The statue is one of the more recent styled statues in the time of Guild Wars 2. It kind of makes me wonder what happened to the original. None of the beautiful pillars and entrance-ways are present anymore. The entrance altogether has been caved in and replaced with a more dwarven entrance elsewhere in the temple. It no longer looks like a temple, but a statue tucked away in some hidden recess.

It was interesting journeying out to see this location once again. After making my way through a bunch of difficult enemies in a winding map, I was reminded of what a beauty it once was. It used to lay in dwarven territory, namely around the area of the Stone Summit. Over two and a half centuries later, it's now inhabited with underworld creatures- fitting as it was once a portal to the underworld. We know in Guild Wars 2 of the temples in Orr to the gods, but one could imagine that they'd need other places to worship after Orr sank. It makes me wonder how long these temples have been present.

As for getting there, it's known as the Reaper's Gate in Guild Wars 2. In the first game the Temple of Grenth is at the very southeast of the map in Lornar's Pass. It's really tricky getting there in Guild Wars and I recommending bringing a bow to pull enemies rather than charging in headstrong. The locations on the map, however, are pretty easy to spot, but as usual, I've taken a comparison shot of the map to show exactly what you're looking for.

The Falls: Balthazar's Rest

"Lift up thy weapons. For you are my soldiers, and must you be steadfast, strong, and brave of heart. They who neither hesitate nor stumble shall be rewarded. Then shall you have glory. Then shall your deeds be remembered for eternity." - Balthazar

Balthazar's Rest hasn't been completely untouched by Mordremoth, but the inner chambers remain intact. The buildings, once ornate, are now weathered and overgrown. Despite this, and the change of the land formations outside of the temple, Balthazar's Rest remains nearly untouched in the second game.

Again, as I've mentioned in another post before, I have a theory that humans in the first game saw their creations through rose-tinted glasses. In the second game, we get a chance to look at nearly pristine replicas of the land 250 years later. We see that they're not quite as ornate or spectacular. While this can be chalked up to a difference in design aesthetics on the Guild Wars teams between the games, I prefer the idea of an in game, lore-related reason.

The Temple of Balthazar can be found in The Falls area in Guild Wars in the bottom left of the map.

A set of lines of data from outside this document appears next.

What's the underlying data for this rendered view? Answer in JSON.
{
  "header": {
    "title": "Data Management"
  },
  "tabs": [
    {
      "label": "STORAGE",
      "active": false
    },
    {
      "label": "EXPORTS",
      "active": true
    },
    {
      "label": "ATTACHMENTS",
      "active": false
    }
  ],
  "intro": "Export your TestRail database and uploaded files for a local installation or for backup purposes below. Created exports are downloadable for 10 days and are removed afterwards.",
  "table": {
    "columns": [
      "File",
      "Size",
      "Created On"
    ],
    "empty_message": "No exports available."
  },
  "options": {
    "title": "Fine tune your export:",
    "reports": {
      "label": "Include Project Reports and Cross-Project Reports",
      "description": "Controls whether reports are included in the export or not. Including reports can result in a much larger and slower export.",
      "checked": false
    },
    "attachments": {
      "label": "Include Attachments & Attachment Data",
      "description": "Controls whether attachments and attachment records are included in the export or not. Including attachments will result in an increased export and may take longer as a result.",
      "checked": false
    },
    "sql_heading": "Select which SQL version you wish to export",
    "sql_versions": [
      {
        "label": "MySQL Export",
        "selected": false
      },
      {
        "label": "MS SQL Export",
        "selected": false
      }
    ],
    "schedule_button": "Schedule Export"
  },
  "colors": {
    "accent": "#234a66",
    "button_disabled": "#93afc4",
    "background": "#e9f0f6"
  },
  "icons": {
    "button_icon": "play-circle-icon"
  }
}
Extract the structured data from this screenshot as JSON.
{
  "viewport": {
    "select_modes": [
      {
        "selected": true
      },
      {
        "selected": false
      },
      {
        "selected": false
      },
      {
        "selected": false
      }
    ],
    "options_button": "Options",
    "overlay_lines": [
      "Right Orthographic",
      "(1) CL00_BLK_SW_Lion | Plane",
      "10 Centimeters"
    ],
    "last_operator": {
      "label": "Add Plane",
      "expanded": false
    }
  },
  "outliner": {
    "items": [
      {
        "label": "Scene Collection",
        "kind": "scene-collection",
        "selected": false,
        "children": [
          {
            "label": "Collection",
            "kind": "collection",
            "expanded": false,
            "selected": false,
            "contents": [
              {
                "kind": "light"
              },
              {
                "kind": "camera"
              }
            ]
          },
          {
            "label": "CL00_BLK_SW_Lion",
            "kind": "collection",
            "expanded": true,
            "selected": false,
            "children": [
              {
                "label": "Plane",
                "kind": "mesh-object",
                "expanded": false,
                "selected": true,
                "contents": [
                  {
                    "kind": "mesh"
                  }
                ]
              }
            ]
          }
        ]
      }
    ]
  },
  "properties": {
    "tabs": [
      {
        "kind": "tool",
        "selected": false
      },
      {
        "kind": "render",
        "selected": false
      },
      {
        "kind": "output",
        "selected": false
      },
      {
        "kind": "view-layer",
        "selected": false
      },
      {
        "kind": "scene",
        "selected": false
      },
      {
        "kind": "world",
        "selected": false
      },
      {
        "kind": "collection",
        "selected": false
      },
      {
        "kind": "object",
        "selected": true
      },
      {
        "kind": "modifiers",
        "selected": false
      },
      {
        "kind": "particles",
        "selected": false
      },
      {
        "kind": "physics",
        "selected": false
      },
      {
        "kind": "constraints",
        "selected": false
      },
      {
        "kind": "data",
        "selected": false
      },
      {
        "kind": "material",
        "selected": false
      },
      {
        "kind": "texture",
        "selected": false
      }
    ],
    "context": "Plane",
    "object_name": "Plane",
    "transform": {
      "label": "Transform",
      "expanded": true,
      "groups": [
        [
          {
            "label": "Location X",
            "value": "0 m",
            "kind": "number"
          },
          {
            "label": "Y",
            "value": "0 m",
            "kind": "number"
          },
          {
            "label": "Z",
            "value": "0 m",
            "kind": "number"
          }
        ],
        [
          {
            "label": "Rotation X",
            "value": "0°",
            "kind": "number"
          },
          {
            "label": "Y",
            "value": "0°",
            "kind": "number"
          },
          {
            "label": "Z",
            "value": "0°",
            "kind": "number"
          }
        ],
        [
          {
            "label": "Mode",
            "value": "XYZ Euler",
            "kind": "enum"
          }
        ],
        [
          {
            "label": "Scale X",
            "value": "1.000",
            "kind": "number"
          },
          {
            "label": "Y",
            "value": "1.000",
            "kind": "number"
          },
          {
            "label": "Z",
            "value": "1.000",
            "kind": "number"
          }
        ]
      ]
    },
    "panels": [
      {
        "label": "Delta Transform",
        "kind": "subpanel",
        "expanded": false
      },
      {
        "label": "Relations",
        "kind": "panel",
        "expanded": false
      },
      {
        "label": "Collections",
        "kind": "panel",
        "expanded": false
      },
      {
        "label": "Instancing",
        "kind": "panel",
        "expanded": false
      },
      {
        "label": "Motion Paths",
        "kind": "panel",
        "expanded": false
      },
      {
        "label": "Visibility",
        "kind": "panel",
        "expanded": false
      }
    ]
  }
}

Likewise, Balthazar's Rest can be found in the bottom left section of the map in Guild Wars 2. It's easy to navigate the two locations once there; they've done an amazing job replicating it in Guild Wars 2.

The Falls

"Water cascades over the rocks into a pool so deep you can't see the bottom." -The Falls

In the first game, taking a trip to The Falls requires a long trek. In fact, the entire map was named "The Falls" but it's in reference to this particular location, despite the fact that more waterfalls exist in the map. It's a land filled with centaurs, trolls, skale, wind riders, and other more earthly creatures. It has changed a lot in between games in that regard, but I was pleasantly surprised to find that the namesake was nearly an exact copy in between both games. If there was ever a location that one would want to see 'Guild Wars 1 with a graphical update', this would be a prime example. It's worth checking them out side by side if you get the chance.

Auric Basin is a really large map; the scale is so much bigger than what it was in Guild Wars, which is probably a common problem that I have when trying to align locations. There are three key locations that helped me to understand the scale and get my bearings. I've decided that I'll do separate posts for these locations. They were breathtaking and so similar to their first game's counterpart that it seems important for them to have their own posts.

The Falls point of interest, luckily, is easy to navigate, especially if you find the rock ledge. Most of these pictures are taken from this point and rotating around. Getting there can be the difficult part.